If ever there was a salient argument for playing senior club championship hurling in this county during July and August, it was made on Sunday in a rain-drenched Kenny Park.
By taking an annual sabbatical from championship, for what should in theory be two of the best months of the calendar year weather wise, the hurling board always runs the risk of having a wash-out such as that experienced last weekend.
That “time-out” from championship hurling needs to stop.
In his programme notes on Sunday, county hurling chairman Joe Byrne said the review group looking at hurling in the county is finalising its report.
He also went on to say that the board could “assure the Galway hurling public that we will act on the recommendations and it will improve many aspects of the way we conduct our business”.
Hopefully one of those recommendations will be to cull that lengthy break during the summer. It is not as if the experience has improved the county’s status on the inter-county stage.
Anyway, back to last Sunday’s exceedingly soggy experience.
A group of us stood near the stand in Athenry which was full to capacity long before the first throw-in by wise old owls who knew what was to come. Despite waterproof leggings, and some falsely advertised rain-proof jackets, we all got saturated.
The first to rightly break for the hills just after the second game started outlined his rational. “When the rain gets through your two jackets, through your jumper, through your shirt and hits skin. It is time to bail out.”
Gort had by then qualified on a score-line of 1-11 to 0-10 for their first county final since 2008, when they succumbed by 1-18 to 2-7 to an all-conquering Portumna outfit.

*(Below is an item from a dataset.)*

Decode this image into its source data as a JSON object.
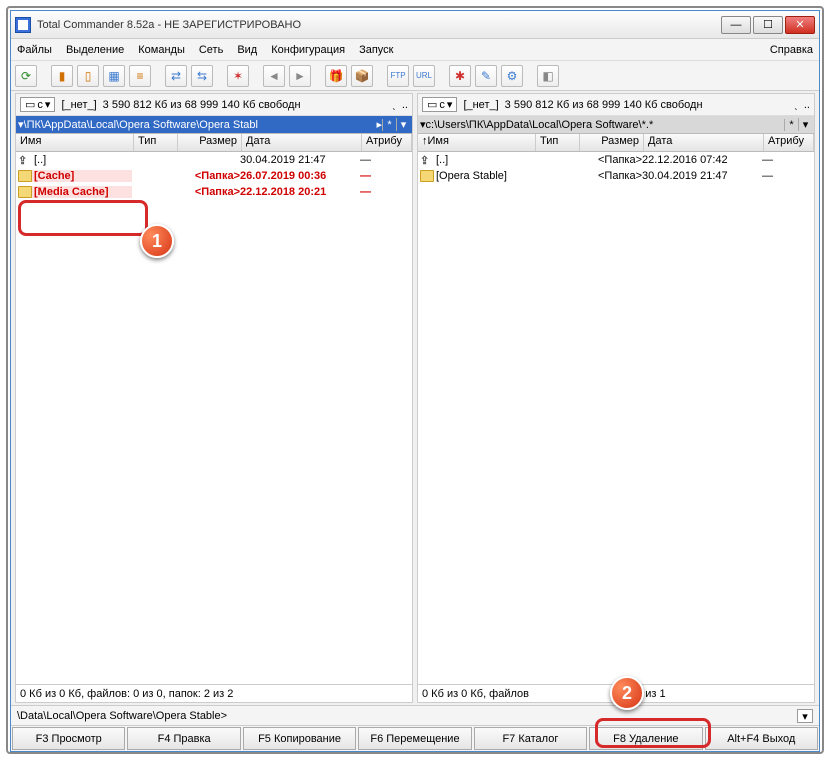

Quinn’s free-taking vital
In such monsoon conditions, free taking was always going to be crucial, and in that regard, Mattie Murphy was well served by the dependable Gerry Quinn who notched 0-7 (6fs ) from wing-forward.
The killing stroke to the St Thomas challenge was supplied by Richie Cummins who got in on the end of an Aidan Harte delivery to rifle past the helpless James Barrett with two minutes of normal time remaining.
Cummins had been lively all through the contest at corner forward and his pace caused considerable trouble for Justin Kelly.
A key score for the Gort men had arrived just before half-time when impressive centre-back Brian Regan scored a tremendous point from distance. They had been out-hurled by St Thomas in many departments in that first half, yet they found themselves one point in front, 0-7 to 0-6.
Corner back Andy Coen also raised an important white flag in the second half from a long distance free to edge his side in front at a critical stage.
Despite the best efforts of impressive wing-back Darragh Burke, who hit four points - three from placed balls - Bernard Burke and Conor Cooney, who scored five points between them, the Gort defence held firm in the second half and excelled in the last quarter and in the nine minutes of injury time that was added on by referee Christy Browne.
St Thomas tried might and main in the dying minutes to breach the resolute Gort defence for the goal that would give them another day out. It was not to be and, when Gort veteran Ollie Fahy drove over a fine point from a ground stroke, there was no fairytale ending for the youthful lads from Peterswell and Kilchreest and their management team of John Burke, Jimmy Kelly and Justin Flannery.
They have enjoyed a productive season reaching their first semi-final since 1989, but it is over now.
Gort will believe they are on the cusp of something special. They are now only 60 minutes away from annexing the Tom Callanan Cup for the first time since 1983.
Gort: Peter Cummins, Andy Coen 0-1 (1f ) , Mark McMahon, Michael Cummins, Greg Lally, Brian Regan 0-1, Jason Grealish, Sean Forde, Sylvie Óg Linnane, Gerry Quinn 0-7 (6fs ), Aiden Harte, Paul Killilea, Richie Cummins 1-0, Ollie Fahy 0-1, Ger O’Donoghue 0-1. Subs: K Killilea for Forde (43 ), M Nestor for O’Donoghue (45 ), A Mullins for Quinn (59 ), T Linnane for M Cummins (65 ).